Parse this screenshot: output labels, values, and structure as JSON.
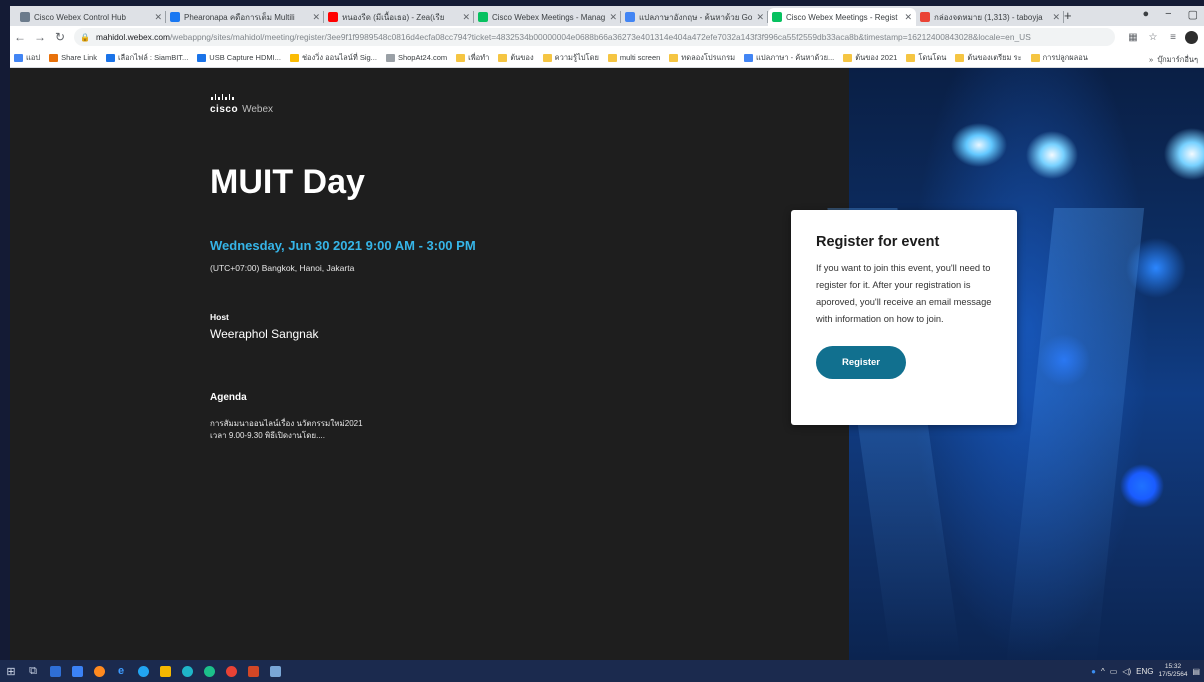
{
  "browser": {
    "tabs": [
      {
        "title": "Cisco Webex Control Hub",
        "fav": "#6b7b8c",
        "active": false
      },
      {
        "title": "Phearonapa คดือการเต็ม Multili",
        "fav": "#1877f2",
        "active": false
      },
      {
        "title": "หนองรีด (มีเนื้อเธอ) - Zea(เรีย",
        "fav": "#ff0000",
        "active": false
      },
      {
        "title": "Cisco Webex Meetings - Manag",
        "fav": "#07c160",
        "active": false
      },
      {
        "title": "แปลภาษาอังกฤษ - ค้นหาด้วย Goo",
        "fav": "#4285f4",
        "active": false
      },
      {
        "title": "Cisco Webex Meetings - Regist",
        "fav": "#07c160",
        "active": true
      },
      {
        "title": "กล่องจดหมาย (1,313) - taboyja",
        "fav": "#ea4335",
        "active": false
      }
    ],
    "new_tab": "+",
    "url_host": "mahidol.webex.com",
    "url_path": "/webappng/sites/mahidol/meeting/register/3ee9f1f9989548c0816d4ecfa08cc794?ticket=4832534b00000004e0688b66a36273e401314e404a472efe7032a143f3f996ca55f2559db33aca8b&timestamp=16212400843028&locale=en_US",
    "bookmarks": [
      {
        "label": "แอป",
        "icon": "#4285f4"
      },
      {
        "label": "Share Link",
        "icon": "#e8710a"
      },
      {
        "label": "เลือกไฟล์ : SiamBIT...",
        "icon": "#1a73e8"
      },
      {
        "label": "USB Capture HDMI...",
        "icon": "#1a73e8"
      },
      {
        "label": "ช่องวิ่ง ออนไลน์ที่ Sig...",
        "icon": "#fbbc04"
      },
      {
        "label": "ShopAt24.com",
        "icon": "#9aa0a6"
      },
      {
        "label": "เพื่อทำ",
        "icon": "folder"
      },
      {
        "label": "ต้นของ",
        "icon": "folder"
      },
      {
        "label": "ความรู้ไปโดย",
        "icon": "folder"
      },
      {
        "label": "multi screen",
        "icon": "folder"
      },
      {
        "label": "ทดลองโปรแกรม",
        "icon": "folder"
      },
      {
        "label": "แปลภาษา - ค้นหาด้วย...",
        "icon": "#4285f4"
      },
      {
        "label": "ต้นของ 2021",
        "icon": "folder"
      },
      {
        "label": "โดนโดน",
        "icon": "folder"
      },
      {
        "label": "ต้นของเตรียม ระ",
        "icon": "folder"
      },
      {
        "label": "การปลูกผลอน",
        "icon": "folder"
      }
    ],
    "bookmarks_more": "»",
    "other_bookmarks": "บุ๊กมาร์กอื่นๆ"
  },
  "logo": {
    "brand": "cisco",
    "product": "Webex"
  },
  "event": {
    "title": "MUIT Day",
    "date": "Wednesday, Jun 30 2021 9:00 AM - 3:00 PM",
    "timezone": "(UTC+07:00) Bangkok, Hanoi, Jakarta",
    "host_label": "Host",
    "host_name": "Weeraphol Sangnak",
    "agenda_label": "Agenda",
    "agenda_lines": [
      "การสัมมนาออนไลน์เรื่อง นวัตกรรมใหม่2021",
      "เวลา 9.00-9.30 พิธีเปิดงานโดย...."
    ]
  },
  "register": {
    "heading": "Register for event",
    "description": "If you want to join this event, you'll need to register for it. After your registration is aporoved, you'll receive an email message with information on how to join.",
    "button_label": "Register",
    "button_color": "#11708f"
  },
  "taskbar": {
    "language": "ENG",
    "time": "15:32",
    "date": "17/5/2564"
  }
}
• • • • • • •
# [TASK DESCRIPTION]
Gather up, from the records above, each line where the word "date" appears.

# [EXERCISE RESULT]
    "date": "Wednesday, Jun 30 2021 9:00 AM - 3:00 PM",
    "date": "17/5/2564"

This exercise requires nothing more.